You still need a few extra taps to add the information to your contact list. Then there's the task of tagging which is number is for home, work or cell, and what context you met that person in. That much management might incline you to let those piles of business cards keep stacking up.
A SMART STAND-IN
Place the phone on an optional $79 Pixel Stand charging station, and it can display a rotating set of images from an album you choose. Or you can trust Google to select the best shots. Soon, you'll be able to let Google's facial-recognition technology just pick out photos of your family, including new shots as you take them (though not in the European Union, where privacy regulations are tighter.)
The photo display will take you down memory lane, as images from past trips, weddings and family events come up. If only Google was smart enough to remove the party shots never meant for public, sober viewing.
The stand works well as a bedside companion. Before bed, it offers to set your alarm. In the morning, one tap gets you the weather, upcoming calendar events and details about traffic on your commute. It's not perfect, though: Google still hasn't figured out that I don't own a car and have no use for driving directions. Or that I don't need commute information on weekends.
Just smile or make a funny face for the selfie camera to automatically take the shot. For regular photos, Google captures extra shots as alternatives, in case someone blinks or blocks the view, though Google's recommendations aren't always spot on, as even humans can disagree on what looks best.
The camera also uses software to combine multiple versions of images, essentially filling in some gaps so that zoomed-in shots come out sharper than they normally would. It starts to cross the line of digital manipulation, but pictures do look nice.

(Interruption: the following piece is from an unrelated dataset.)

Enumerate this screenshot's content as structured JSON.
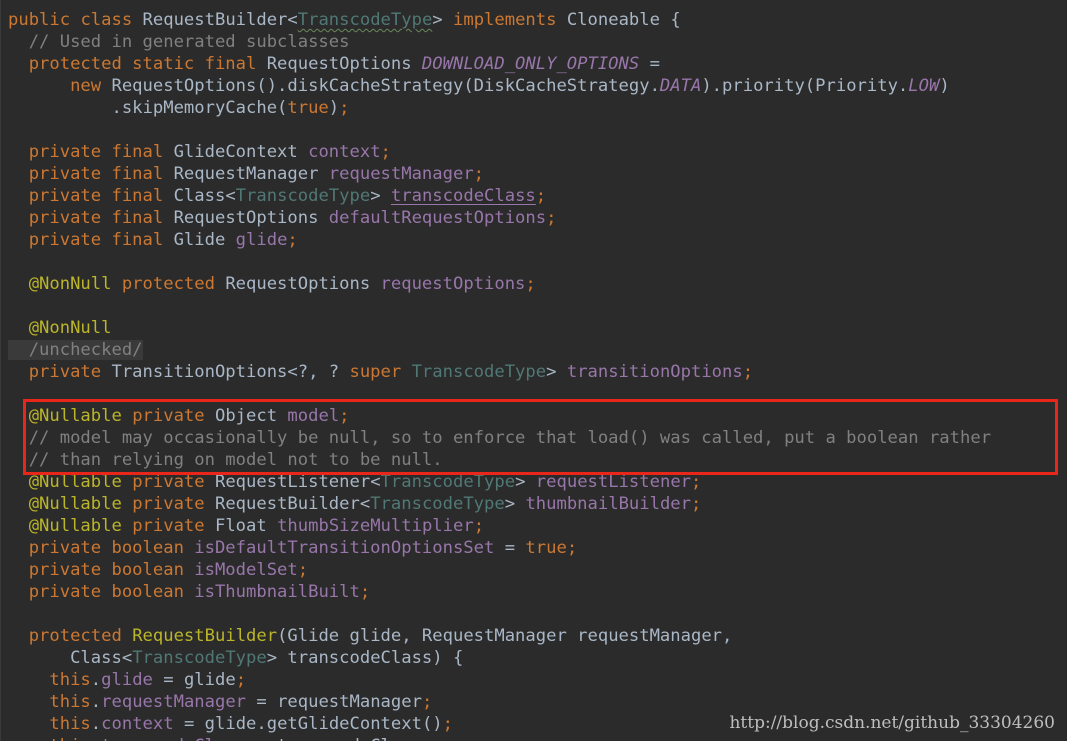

It's still no replacement from a real zoom, which the latest Apple and Samsung phones offer via a second lens. Google turns to software to make up for what it lacks in hardware.
A NOTE ON PRIVACY
Google executives emphasize that much of the AI analysis is taking place on the phone, not Google's servers. When screening calls, for instance, all interactions stay private unless you report the number as spam, in which case it gets added to Google's database as a warning to others. The basic text recognition for the Google Lens feature and the camera's image processing also are done on the device.
But more advanced Google Lens features, such as recognizing museum paintings, require sending data to Google's servers. So do most of the requests you make on the Pixel stand.